We all sweat. It’s the body’s way of cooling and preventing itself from overheating. People living with hyperhidrosis, however, sweat when the body doesn’t necessarily need cooling. Their sweat is excessive, often visible to others and usually occurs without physical exertion or extreme heat.

Hyperhidrosis is a medical condition in which excessive sweating occurs beyond what is needed to maintain normal body temperature. Excessive sweating can occur in the hands, feet, underarms, face, or head and it often interferes with everyday activities.

While many people don’t initially talk to their doctor about excessive sweating, it’s relatively common with more than 15 million people in the United States having hyperhidrosis.

Research shows that Hyperhidrosis is associated with an increased prevalence of anxiety and depression. Understandably, excessive sweating can be embarrassing and interfere with everyday activities at school, work, and other social situations. People who suffer from excessive sweating constantly worry about how much they sweat and spend hours each day dealing with sweat. Hyperhidrosis often leads to secondary anxiety, depression and isolation.

What Causes Excessive Sweating?

The main reason we sweat is to control our body temperature. Sensors/receptors in our skin can detect changes in temperature and relay signals to our brain when we exercise or when environmental temperatures rise. In turn, our brain signals the sweat glands that it’s time to start producing sweat. As sweat evaporates from the skin, it has a cooling effect on the body. In people with hyperhidrosis, it is believed that overstimulation of nerve fibers in sweat glands causes excessive sweating.

Hyperhidrosis Treatment Options

There are many ways to treat hyperhidrosis.

Treatments can include:

Antiperspirants

A solid, gel, or spray substance that is applied to the underarms, hands, feet, or hairline. Antiperspirants form a gel plug, blocking the duct of a sweat gland and prevents the sweat from reaching the surface of the skin.

Thermolysis

Using targeted microwaves or lasers, this treatment causes the destruction of sweat glands through localized heating.

Medications

Medications help inhibit the signaling pathway of sweat glands and block the body’s ability to produce sweat in localized areas or temporarily block the chemical signaling that stimulates sweat glands. They can be taken as oral medication, or a series of multiple injections.

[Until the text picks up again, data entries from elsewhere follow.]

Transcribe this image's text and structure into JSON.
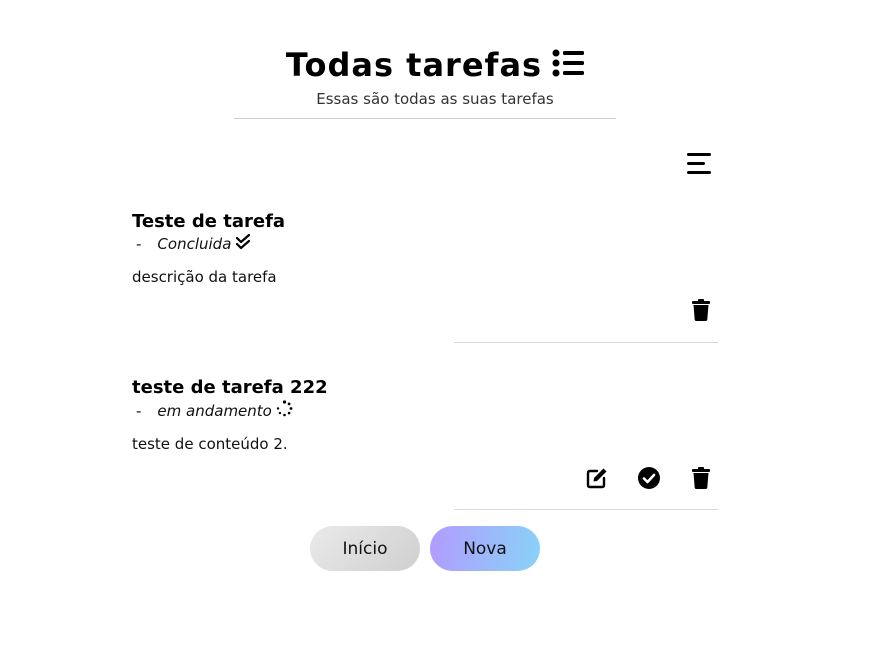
{
  "header": {
    "title": "Todas tarefas",
    "subtitle": "Essas são todas as suas tarefas",
    "title_icon": "list-icon"
  },
  "toolbar": {
    "menu_icon": "menu-icon"
  },
  "tasks": [
    {
      "title": "Teste de tarefa",
      "dash": "-",
      "status": "Concluida",
      "status_icon": "double-check-icon",
      "description": "descrição da tarefa",
      "actions": [
        "trash-icon"
      ]
    },
    {
      "title": "teste de tarefa 222",
      "dash": "-",
      "status": "em andamento",
      "status_icon": "spinner-icon",
      "description": "teste de conteúdo 2.",
      "actions": [
        "edit-icon",
        "check-circle-icon",
        "trash-icon"
      ]
    }
  ],
  "buttons": {
    "home_label": "Início",
    "new_label": "Nova"
  },
  "colors": {
    "new_gradient_start": "#b29bff",
    "new_gradient_end": "#88d3f7",
    "home_bg": "#dcdcdc"
  }
}
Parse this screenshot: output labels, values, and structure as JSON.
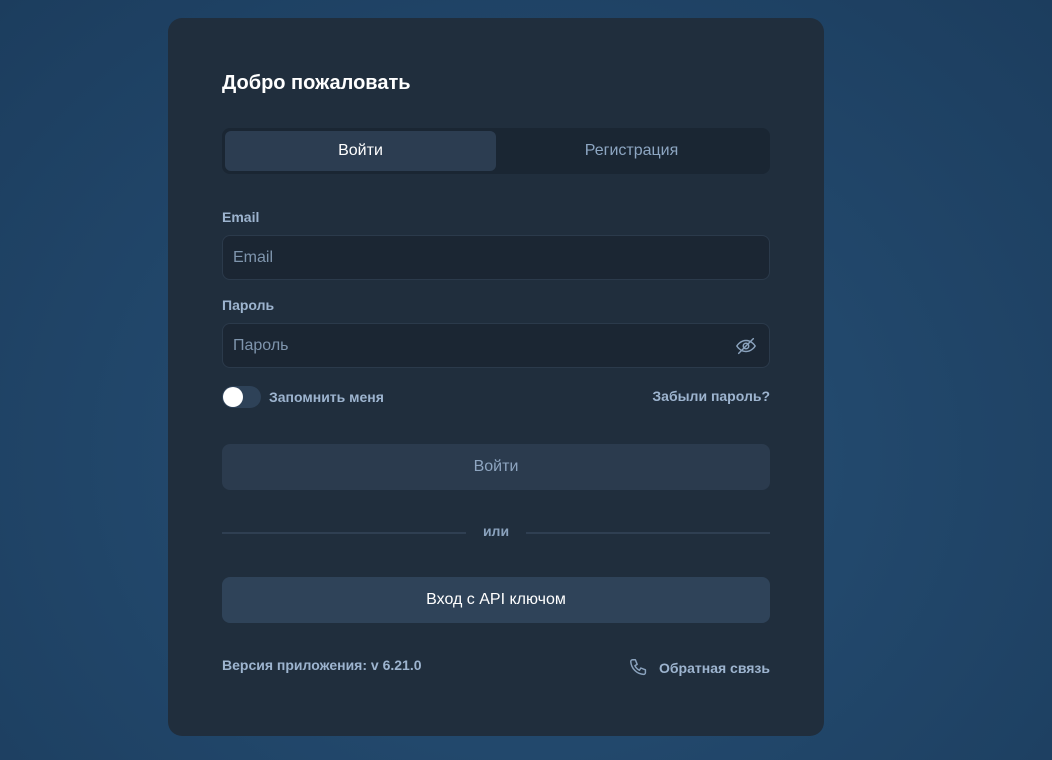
{
  "title": "Добро пожаловать",
  "tabs": [
    {
      "label": "Войти",
      "active": true
    },
    {
      "label": "Регистрация",
      "active": false
    }
  ],
  "email": {
    "label": "Email",
    "placeholder": "Email",
    "value": ""
  },
  "password": {
    "label": "Пароль",
    "placeholder": "Пароль",
    "value": "",
    "visibility_icon": "eye-off-icon"
  },
  "remember": {
    "label": "Запомнить меня",
    "checked": false
  },
  "forgot_label": "Забыли пароль?",
  "login_button": "Войти",
  "divider_label": "или",
  "api_button": "Вход с API ключом",
  "version_label": "Версия приложения: v 6.21.0",
  "feedback": {
    "label": "Обратная связь",
    "icon": "phone-icon"
  },
  "colors": {
    "background": "#22486c",
    "card": "#202e3d",
    "accent_text": "#9db4cf",
    "api_button": "#2f4359"
  }
}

Iontophoresis

Includes the use of home-made or purchased devices that have been shown to be effective in reducing palmoplantar (hands and feet) hyperhidrosis by submerging hands or feet in water and running a low-level current through the device. This results in the sweat glands producing less sweat and seems to be fairly safe.

A surgical procedure can remove the nerves that innervate sweat glands from the underarms or palms of the hands. But it is considered a costly and risky procedure.

Surgical Procedures

A surgical procedure can remove the nerves that innervate sweat glands from the underarms or palms of the hands. But it is considered a costly and risky procedure.

At Medzorb®, we understand the pain people go through when they have hyperhidrosis. So we took on the challenge of creating products that keep your skin looking fresh, feeling cool and sweat-free. Thanks to our high-performance Medzorb® fabric, we are able to deliver a solution to your sweat problems.

Check out our online store featuring some of the best cooling and sweat-absorbing products designed exclusively for you.

 

References:
1. www.webmd.com
2. www.healthline.com